There is another difference between the two rights, though, namely, violation of the derivative right can occur not just by copying, but also by adding to the original. I use the term original here is the sense both of the intangible work and an intangible fixation: the reproduction right isn't violated if Marcel DuChamp painted a mustache on your physical painting, but the derivative right might be. Judge Posner wrote, in a case involving the addition of teletext to cable retransmissions, that "if the publisher of a book leaves the inside cover blank, the book seller cannot inscribe the Lord's Prayer on them in order to broaden the book's appeal," WGN Continental Broadcasting Co. v. United Video, Inc., 693 F.2d 622 (7th Cir. 1982). This is similar to a real such case, National Bank of Commerce v. Shaklee Corp., 503 F. Supp. 533 (W.D. Tex. 1980), where advertisements were affixed to to the copyrighted work. In a more recent case, National Conference of Bar Examiners v. Sacuzzo, 2003 WL 2146772, at *2 (S.D. Cal. June 10, 2003), infringement of the derivative right was found when student's recollections of taking secure tests was added to copyrighted material.

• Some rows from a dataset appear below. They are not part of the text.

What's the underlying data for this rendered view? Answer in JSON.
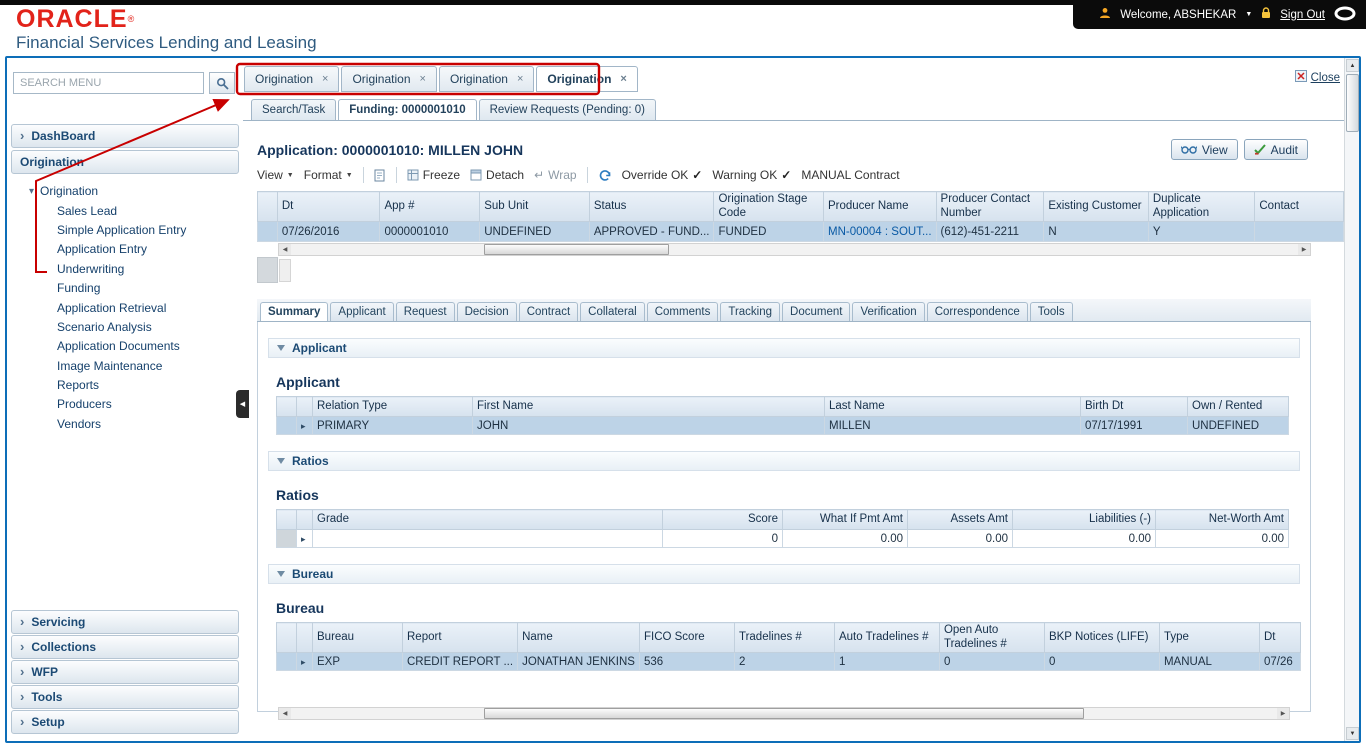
{
  "header": {
    "brand": "ORACLE",
    "reg": "®",
    "subtitle": "Financial Services Lending and Leasing",
    "welcome": "Welcome, ABSHEKAR",
    "sign_out": "Sign Out"
  },
  "sidebar": {
    "search_placeholder": "SEARCH MENU",
    "dashboard": "DashBoard",
    "origination_section": "Origination",
    "tree_root": "Origination",
    "tree_items": [
      "Sales Lead",
      "Simple Application Entry",
      "Application Entry",
      "Underwriting",
      "Funding",
      "Application Retrieval",
      "Scenario Analysis",
      "Application Documents",
      "Image Maintenance",
      "Reports",
      "Producers",
      "Vendors"
    ],
    "bottom_sections": [
      "Servicing",
      "Collections",
      "WFP",
      "Tools",
      "Setup"
    ]
  },
  "tabs": {
    "window_tabs": [
      "Origination",
      "Origination",
      "Origination",
      "Origination"
    ],
    "close_button": "Close",
    "page_tabs": [
      "Search/Task",
      "Funding: 0000001010",
      "Review Requests (Pending: 0)"
    ]
  },
  "main": {
    "title": "Application: 0000001010: MILLEN JOHN",
    "buttons": {
      "view": "View",
      "audit": "Audit"
    },
    "toolbar": {
      "view_menu": "View",
      "format_menu": "Format",
      "freeze": "Freeze",
      "detach": "Detach",
      "wrap": "Wrap",
      "override_ok": "Override OK",
      "warning_ok": "Warning OK",
      "contract_note": "MANUAL Contract"
    },
    "app_grid": {
      "columns": [
        "Dt",
        "App #",
        "Sub Unit",
        "Status",
        "Origination Stage Code",
        "Producer Name",
        "Producer Contact Number",
        "Existing Customer",
        "Duplicate Application",
        "Contact"
      ],
      "row": [
        "07/26/2016",
        "0000001010",
        "UNDEFINED",
        "APPROVED - FUND...",
        "FUNDED",
        "MN-00004 : SOUT...",
        "(612)-451-2211",
        "N",
        "Y",
        ""
      ]
    },
    "detail_tabs": [
      "Summary",
      "Applicant",
      "Request",
      "Decision",
      "Contract",
      "Collateral",
      "Comments",
      "Tracking",
      "Document",
      "Verification",
      "Correspondence",
      "Tools"
    ],
    "applicant": {
      "section": "Applicant",
      "heading": "Applicant",
      "columns": [
        "Relation Type",
        "First Name",
        "Last Name",
        "Birth Dt",
        "Own / Rented"
      ],
      "row": [
        "PRIMARY",
        "JOHN",
        "MILLEN",
        "07/17/1991",
        "UNDEFINED"
      ]
    },
    "ratios": {
      "section": "Ratios",
      "heading": "Ratios",
      "columns": [
        "Grade",
        "Score",
        "What If Pmt Amt",
        "Assets Amt",
        "Liabilities (-)",
        "Net-Worth Amt"
      ],
      "row": [
        "",
        "0",
        "0.00",
        "0.00",
        "0.00",
        "0.00"
      ]
    },
    "bureau": {
      "section": "Bureau",
      "heading": "Bureau",
      "columns": [
        "Bureau",
        "Report",
        "Name",
        "FICO Score",
        "Tradelines #",
        "Auto Tradelines #",
        "Open Auto Tradelines #",
        "BKP Notices (LIFE)",
        "Type",
        "Dt"
      ],
      "row": [
        "EXP",
        "CREDIT REPORT ...",
        "JONATHAN JENKINS",
        "536",
        "2",
        "1",
        "0",
        "0",
        "MANUAL",
        "07/26"
      ]
    }
  }
}
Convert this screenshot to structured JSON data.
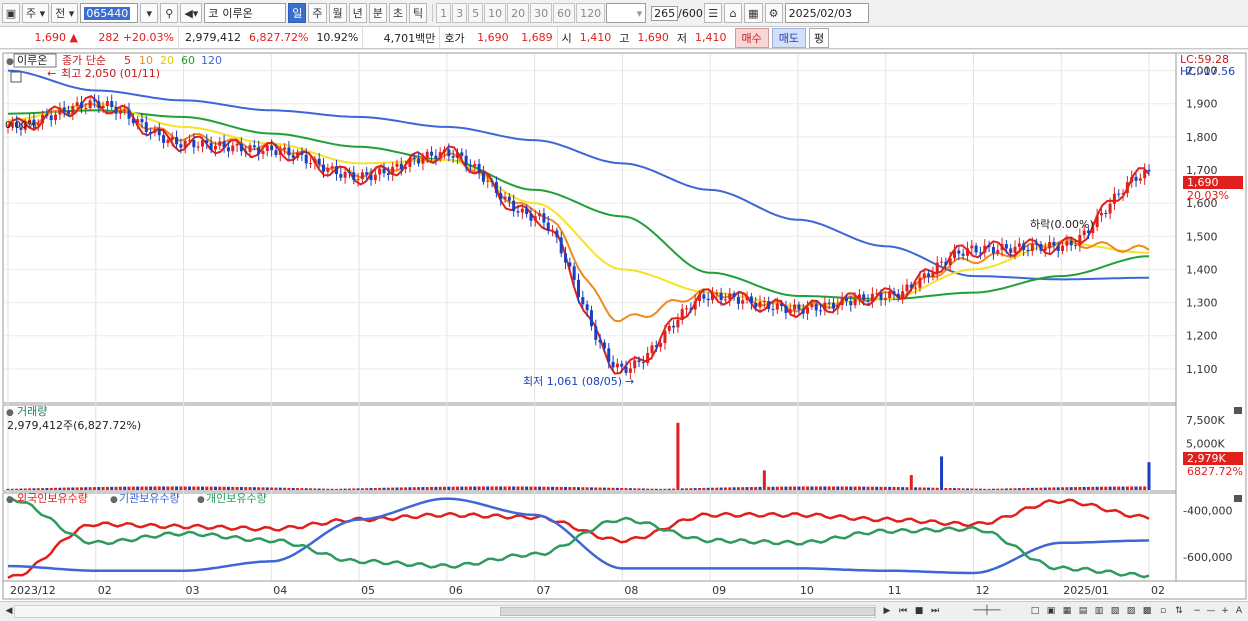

All of these cases are interesting because infringement was based not on copying the original, but adding to it. And there of course there are the subtraction cases, like Gilliam v. ABC, 538 F.2d 14 (2d Cir. 1976). Whether less is more, as Mies thought, or a bore as Robert Venturi thought, infringement can involve more or less.